So are influencers paid? Are they basically glorified spokespeople? Well, influencers are compensated but not necessarily with cash. Instead, a mutually beneficial relationship between brand and influencer is agreed upon and included with that understanding, is a contract that stipulates compensation which can take a number of forms—sponsorship, free products, discounts, and yes, sometimes money. However, the objective for brands is to secure a brand advocate but much in the way that record companies provide free albums to music critics to review them ahead of the public release date; that is, to provide access to a service or product ahead of the masses and to help create positive buzz, provided there is a fair value exchange.

Brands can leverage influencer marketing in a variety of ways. As previously mentioned, they can give or provide access to free products or services in exchange for a review or call to action. Or, as in the case of General Motors, they can create an exclusive web site with access to only a select group of individuals—specifically, GM Insiders or customers with long-standing loyalty and knowledge of their iconic brand products. The expectation is that these insiders spread the good word about new products and features among their own friends and online communities.

Some other examples of successful influencer campaigns include:

  • Barilla Pasta sent out ‘Test Kitchen’ packages containing product samples to consumers who created their own dishes, hosted parties, and uploaded their photos to the Barilla community online, inviting feedback. The brand successfully collected research on consumer eating habits and information on how they felt about the brand.
  • La Cense Beef targeted environmentally conscious consumers and foodie bloggers with a campaign about the brand’s grass-fed beef products and ranching methods. The brand created a microsite for these stakeholders to access and educate themselves about La Cense’s grass-fed beef initiative. The result was positive coverage on these bloggers’ sites, in addition to sustained customer loyalty.

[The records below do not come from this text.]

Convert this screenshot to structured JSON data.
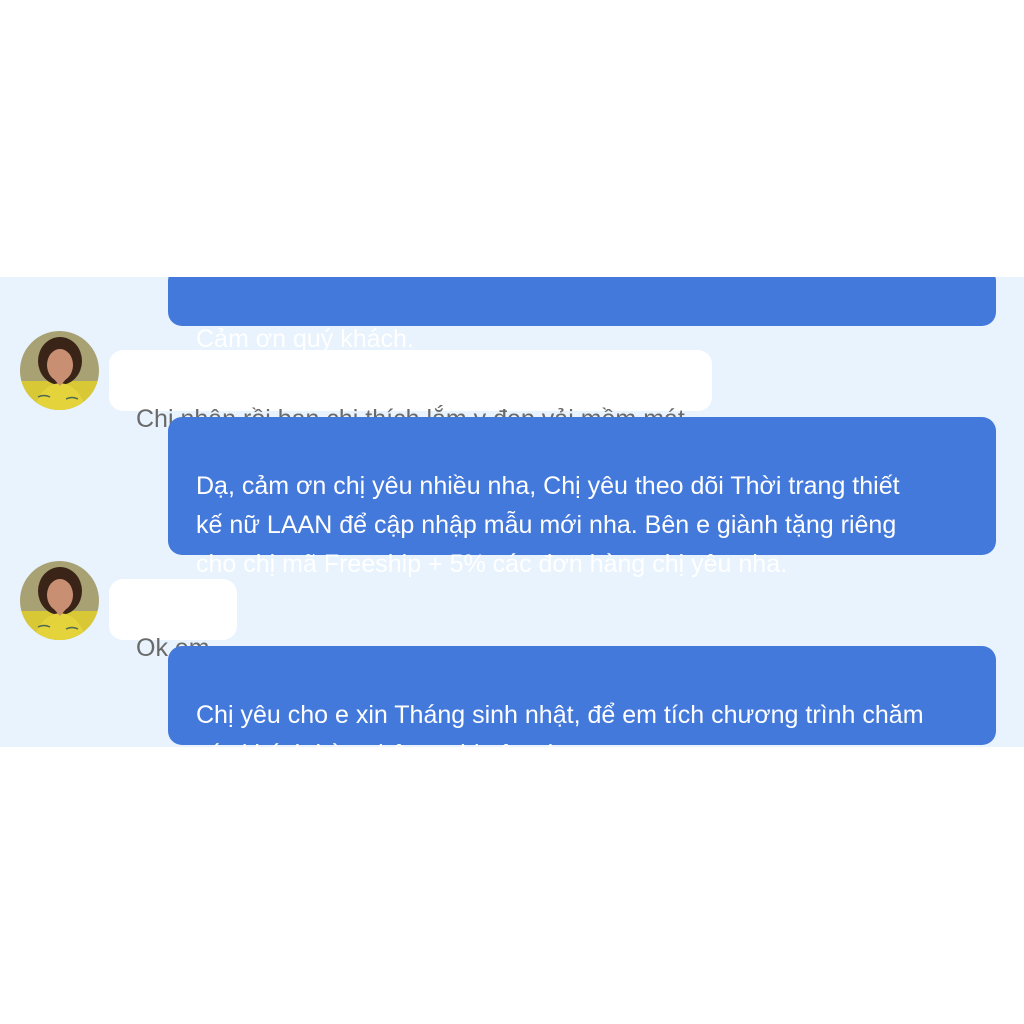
{
  "conversation": {
    "messages": [
      {
        "sender": "shop",
        "text": "Cảm ơn quý khách."
      },
      {
        "sender": "customer",
        "text": "Chị nhận rồi bạn chị thích lắm y đẹp vải mềm mát"
      },
      {
        "sender": "shop",
        "text": "Dạ, cảm ơn chị yêu nhiều nha, Chị yêu theo dõi Thời trang thiết\nkế nữ LAAN để cập nhập mẫu mới nha. Bên e giành tặng riêng\ncho chị mã Freeship + 5% các đơn hàng chị yêu nha."
      },
      {
        "sender": "customer",
        "text": "Ok em"
      },
      {
        "sender": "shop",
        "text": "Chị yêu cho e xin Tháng sinh nhật, để em tích chương trình chăm\nsóc khách hàng bên e chị yêu nha"
      }
    ]
  },
  "colors": {
    "panel_background": "#e8f3fd",
    "outgoing_bubble": "#4479dc",
    "incoming_bubble": "#ffffff",
    "incoming_text": "#6a6a6a"
  },
  "icons": {
    "customer_avatar": "avatar-photo"
  }
}
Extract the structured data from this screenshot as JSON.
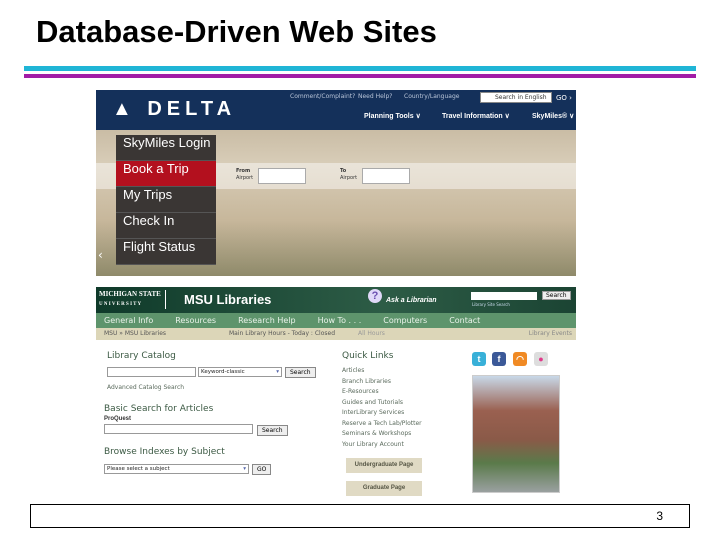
{
  "slide": {
    "title": "Database-Driven Web Sites",
    "page_number": "3",
    "rule_colors": [
      "#1fb5d6",
      "#a21ca6"
    ]
  },
  "delta": {
    "logo": "DELTA",
    "top_links": [
      "Comment/Complaint?",
      "Need Help?",
      "Country/Language"
    ],
    "search_placeholder": "Search in English",
    "go": "GO ›",
    "nav": [
      "Planning Tools ∨",
      "Travel Information ∨",
      "SkyMiles® ∨"
    ],
    "menu": [
      "SkyMiles Login",
      "Book a Trip",
      "My Trips",
      "Check In",
      "Flight Status"
    ],
    "from_label": "From",
    "from_sub": "Airport",
    "to_label": "To",
    "to_sub": "Airport",
    "brand_color": "#b3101e"
  },
  "msu": {
    "logo_line1": "MICHIGAN STATE",
    "logo_line2": "U N I V E R S I T Y",
    "title": "MSU Libraries",
    "ask": "Ask a Librarian",
    "site_search_label": "Library Site Search",
    "search_btn": "Search",
    "nav": [
      "General Info",
      "Resources",
      "Research Help",
      "How To . . .",
      "Computers",
      "Contact"
    ],
    "breadcrumb": "MSU » MSU Libraries",
    "hours": "Main Library Hours - Today : Closed",
    "all_hours": "All Hours",
    "events": "Library Events",
    "catalog": {
      "heading": "Library Catalog",
      "select": "Keyword-classic",
      "button": "Search",
      "advanced": "Advanced Catalog Search"
    },
    "articles": {
      "heading": "Basic Search for Articles",
      "sub": "ProQuest",
      "button": "Search"
    },
    "browse": {
      "heading": "Browse Indexes by Subject",
      "select": "Please select a subject",
      "button": "GO"
    },
    "quick_links": {
      "heading": "Quick Links",
      "items": [
        "Articles",
        "Branch Libraries",
        "E-Resources",
        "Guides and Tutorials",
        "InterLibrary Services",
        "Reserve a Tech Lab/Plotter",
        "Seminars & Workshops",
        "Your Library Account"
      ]
    },
    "undergrad": "Undergraduate Page",
    "grad": "Graduate Page",
    "social_icons": [
      "twitter-icon",
      "facebook-icon",
      "rss-icon",
      "flickr-icon"
    ]
  }
}
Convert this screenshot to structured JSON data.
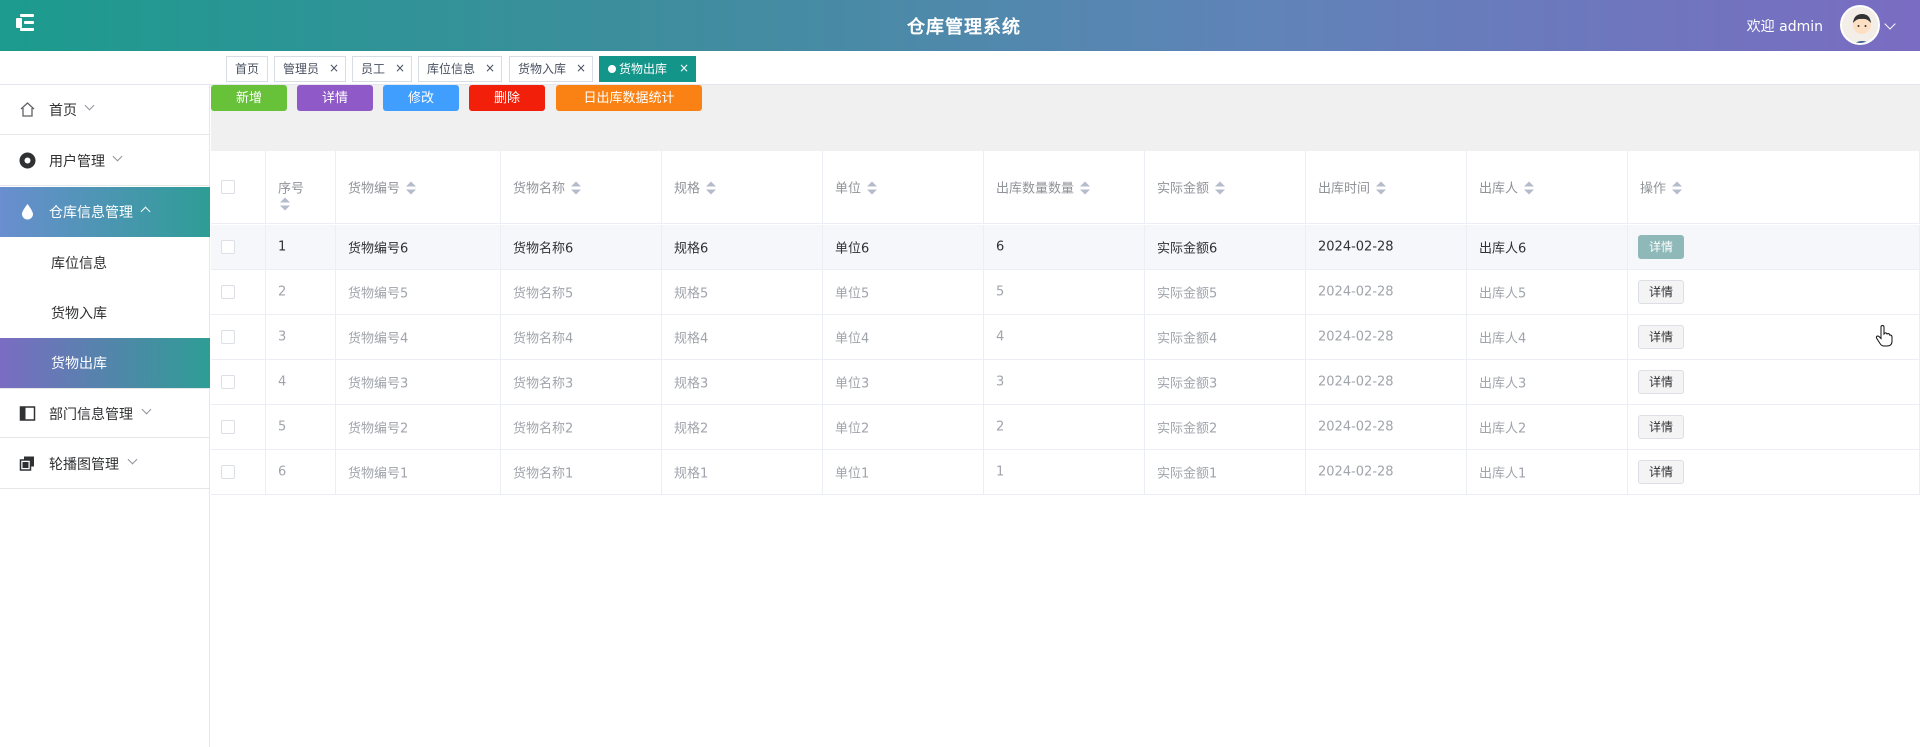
{
  "header": {
    "title": "仓库管理系统",
    "welcome": "欢迎 admin"
  },
  "tabs": [
    {
      "label": "首页"
    },
    {
      "label": "管理员",
      "close": "×"
    },
    {
      "label": "员工",
      "close": "×"
    },
    {
      "label": "库位信息",
      "close": "×"
    },
    {
      "label": "货物入库",
      "close": "×"
    },
    {
      "label": "货物出库",
      "close": "×",
      "active": true
    }
  ],
  "sidebar": {
    "items": [
      {
        "label": "首页",
        "icon": "home-icon"
      },
      {
        "label": "用户管理",
        "icon": "user-icon"
      },
      {
        "label": "仓库信息管理",
        "icon": "drop-icon",
        "open": true
      },
      {
        "label": "库位信息"
      },
      {
        "label": "货物入库"
      },
      {
        "label": "货物出库",
        "active": true
      },
      {
        "label": "部门信息管理",
        "icon": "panel-icon"
      },
      {
        "label": "轮播图管理",
        "icon": "copy-icon"
      }
    ]
  },
  "toolbar": {
    "add": "新增",
    "detail": "详情",
    "edit": "修改",
    "delete": "删除",
    "stats": "日出库数据统计"
  },
  "table": {
    "headers": [
      "序号",
      "货物编号",
      "货物名称",
      "规格",
      "单位",
      "出库数量数量",
      "实际金额",
      "出库时间",
      "出库人",
      "操作"
    ],
    "rows": [
      [
        "1",
        "货物编号6",
        "货物名称6",
        "规格6",
        "单位6",
        "6",
        "实际金额6",
        "2024-02-28",
        "出库人6",
        "详情"
      ],
      [
        "2",
        "货物编号5",
        "货物名称5",
        "规格5",
        "单位5",
        "5",
        "实际金额5",
        "2024-02-28",
        "出库人5",
        "详情"
      ],
      [
        "3",
        "货物编号4",
        "货物名称4",
        "规格4",
        "单位4",
        "4",
        "实际金额4",
        "2024-02-28",
        "出库人4",
        "详情"
      ],
      [
        "4",
        "货物编号3",
        "货物名称3",
        "规格3",
        "单位3",
        "3",
        "实际金额3",
        "2024-02-28",
        "出库人3",
        "详情"
      ],
      [
        "5",
        "货物编号2",
        "货物名称2",
        "规格2",
        "单位2",
        "2",
        "实际金额2",
        "2024-02-28",
        "出库人2",
        "详情"
      ],
      [
        "6",
        "货物编号1",
        "货物名称1",
        "规格1",
        "单位1",
        "1",
        "实际金额1",
        "2024-02-28",
        "出库人1",
        "详情"
      ]
    ]
  },
  "colors": {
    "primary": "#14958a",
    "add": "#67c23a",
    "detail": "#8f59c7",
    "edit": "#409eff",
    "delete": "#f21f0a",
    "stats": "#fa8214"
  }
}
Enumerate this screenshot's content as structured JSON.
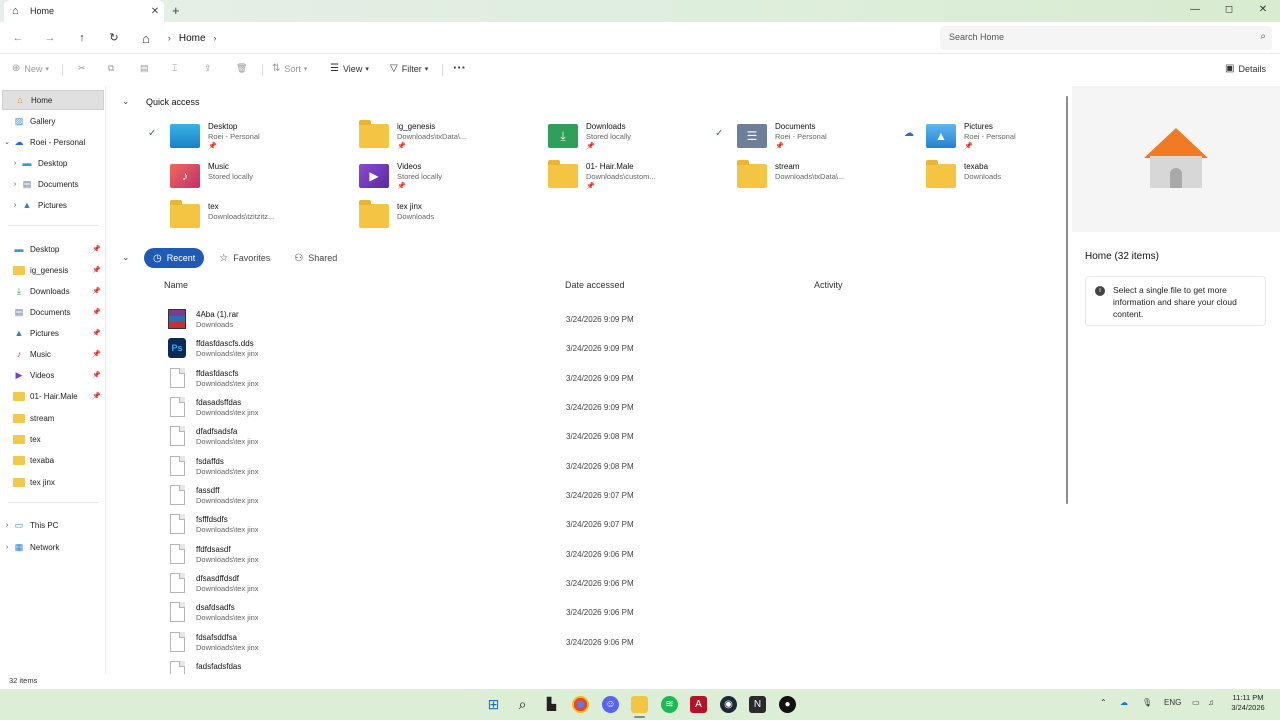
{
  "window": {
    "tab_title": "Home",
    "close_tab": "✕",
    "new_tab": "+",
    "minimize": "—",
    "maximize": "◻",
    "close": "✕"
  },
  "address": {
    "crumbs": [
      "Home"
    ],
    "search_placeholder": "Search Home"
  },
  "toolbar": {
    "new_label": "New",
    "sort_label": "Sort",
    "view_label": "View",
    "filter_label": "Filter",
    "more_label": "···",
    "details_label": "Details"
  },
  "sidebar": {
    "top": [
      {
        "label": "Home",
        "icon": "home-icon"
      },
      {
        "label": "Gallery",
        "icon": "gallery-icon"
      },
      {
        "label": "Roei - Personal",
        "icon": "onedrive-icon"
      },
      {
        "label": "Desktop",
        "icon": "desktop-icon"
      },
      {
        "label": "Documents",
        "icon": "documents-icon"
      },
      {
        "label": "Pictures",
        "icon": "pictures-icon"
      }
    ],
    "pinned": [
      {
        "label": "Desktop",
        "icon": "desktop-icon"
      },
      {
        "label": "ig_genesis",
        "icon": "folder-icon"
      },
      {
        "label": "Downloads",
        "icon": "downloads-icon"
      },
      {
        "label": "Documents",
        "icon": "documents-icon"
      },
      {
        "label": "Pictures",
        "icon": "pictures-icon"
      },
      {
        "label": "Music",
        "icon": "music-icon"
      },
      {
        "label": "Videos",
        "icon": "videos-icon"
      },
      {
        "label": "01- Hair.Male",
        "icon": "folder-icon"
      },
      {
        "label": "stream",
        "icon": "folder-icon"
      },
      {
        "label": "tex",
        "icon": "folder-icon"
      },
      {
        "label": "texaba",
        "icon": "folder-icon"
      },
      {
        "label": "tex jinx",
        "icon": "folder-icon"
      }
    ],
    "bottom": [
      {
        "label": "This PC",
        "icon": "pc-icon"
      },
      {
        "label": "Network",
        "icon": "network-icon"
      }
    ]
  },
  "quick_access": {
    "title": "Quick access",
    "items": [
      {
        "name": "Desktop",
        "sub": "Roei - Personal",
        "icon": "desktop-icon"
      },
      {
        "name": "ig_genesis",
        "sub": "Downloads\\txData\\...",
        "icon": "folder-icon"
      },
      {
        "name": "Downloads",
        "sub": "Stored locally",
        "icon": "downloads-icon"
      },
      {
        "name": "Documents",
        "sub": "Roei - Personal",
        "icon": "documents-icon"
      },
      {
        "name": "Pictures",
        "sub": "Roei - Personal",
        "icon": "pictures-icon"
      },
      {
        "name": "Music",
        "sub": "Stored locally",
        "icon": "music-icon"
      },
      {
        "name": "Videos",
        "sub": "Stored locally",
        "icon": "videos-icon"
      },
      {
        "name": "01- Hair.Male",
        "sub": "Downloads\\custom...",
        "icon": "folder-icon"
      },
      {
        "name": "stream",
        "sub": "Downloads\\txData\\...",
        "icon": "folder-icon"
      },
      {
        "name": "texaba",
        "sub": "Downloads",
        "icon": "folder-icon"
      },
      {
        "name": "tex",
        "sub": "Downloads\\tzitzitz...",
        "icon": "folder-icon"
      },
      {
        "name": "tex jinx",
        "sub": "Downloads",
        "icon": "folder-icon"
      }
    ]
  },
  "filters": {
    "recent": "Recent",
    "favorites": "Favorites",
    "shared": "Shared"
  },
  "columns": {
    "name": "Name",
    "date": "Date accessed",
    "activity": "Activity"
  },
  "files": [
    {
      "name": "4Aba (1).rar",
      "location": "Downloads",
      "date": "3/24/2026 9:09 PM",
      "icon": "rar-icon"
    },
    {
      "name": "ffdasfdascfs.dds",
      "location": "Downloads\\tex jinx",
      "date": "3/24/2026 9:09 PM",
      "icon": "photoshop-icon"
    },
    {
      "name": "ffdasfdascfs",
      "location": "Downloads\\tex jinx",
      "date": "3/24/2026 9:09 PM",
      "icon": "file-icon"
    },
    {
      "name": "fdasadsffdas",
      "location": "Downloads\\tex jinx",
      "date": "3/24/2026 9:09 PM",
      "icon": "file-icon"
    },
    {
      "name": "dfadfsadsfa",
      "location": "Downloads\\tex jinx",
      "date": "3/24/2026 9:08 PM",
      "icon": "file-icon"
    },
    {
      "name": "fsdaffds",
      "location": "Downloads\\tex jinx",
      "date": "3/24/2026 9:08 PM",
      "icon": "file-icon"
    },
    {
      "name": "fassdff",
      "location": "Downloads\\tex jinx",
      "date": "3/24/2026 9:07 PM",
      "icon": "file-icon"
    },
    {
      "name": "fsfffdsdfs",
      "location": "Downloads\\tex jinx",
      "date": "3/24/2026 9:07 PM",
      "icon": "file-icon"
    },
    {
      "name": "ffdfdsasdf",
      "location": "Downloads\\tex jinx",
      "date": "3/24/2026 9:06 PM",
      "icon": "file-icon"
    },
    {
      "name": "dfsasdffdsdf",
      "location": "Downloads\\tex jinx",
      "date": "3/24/2026 9:06 PM",
      "icon": "file-icon"
    },
    {
      "name": "dsafdsadfs",
      "location": "Downloads\\tex jinx",
      "date": "3/24/2026 9:06 PM",
      "icon": "file-icon"
    },
    {
      "name": "fdsafsddfsa",
      "location": "Downloads\\tex jinx",
      "date": "3/24/2026 9:06 PM",
      "icon": "file-icon"
    },
    {
      "name": "fadsfadsfdas",
      "location": "",
      "date": "",
      "icon": "file-icon"
    }
  ],
  "details": {
    "title": "Home (32 items)",
    "info": "Select a single file to get more information and share your cloud content."
  },
  "status": {
    "items": "32 items"
  },
  "tray": {
    "language": "ENG",
    "time": "11:11 PM",
    "date": "3/24/2026"
  },
  "colors": {
    "accent": "#1f5bb5",
    "folder": "#f4c542",
    "taskbar": "#dcefd6"
  }
}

MRI specializes in creating promotions on behalf of brands to engage customers and win new ones. Leveraging campaigns like sweepstakes or contests, influencers can encourage followers to participate and reward their online communities. And using a third-party agency like MRI minimizes penalties to brands for not having planned or executed an influencer campaign within federal guidelines and regulations.

When planned strategically and executed correctly, influencer marketing is a triple win for all involved. Brands raise awareness of their products or services, enhance their reputation, and increase sales. Influencers have an opportunity to enhance their status or profile within online communities, plus boost their own credibility. As for customers, they get to participate in a promotion with like-minded peers who share the same enthusiasm for digital promotions, while also gaining insider knowledge about a product or service as talked about by the influencer.

Influence, the ability to persuade or affect change, is hard to define in quantifiable terms but is nonetheless a value-add to marketers and brands. If you can find the right influencer to persuade customers to pay attention to your brand and ultimately gain their trust, then this new wave of marketing is here to stay.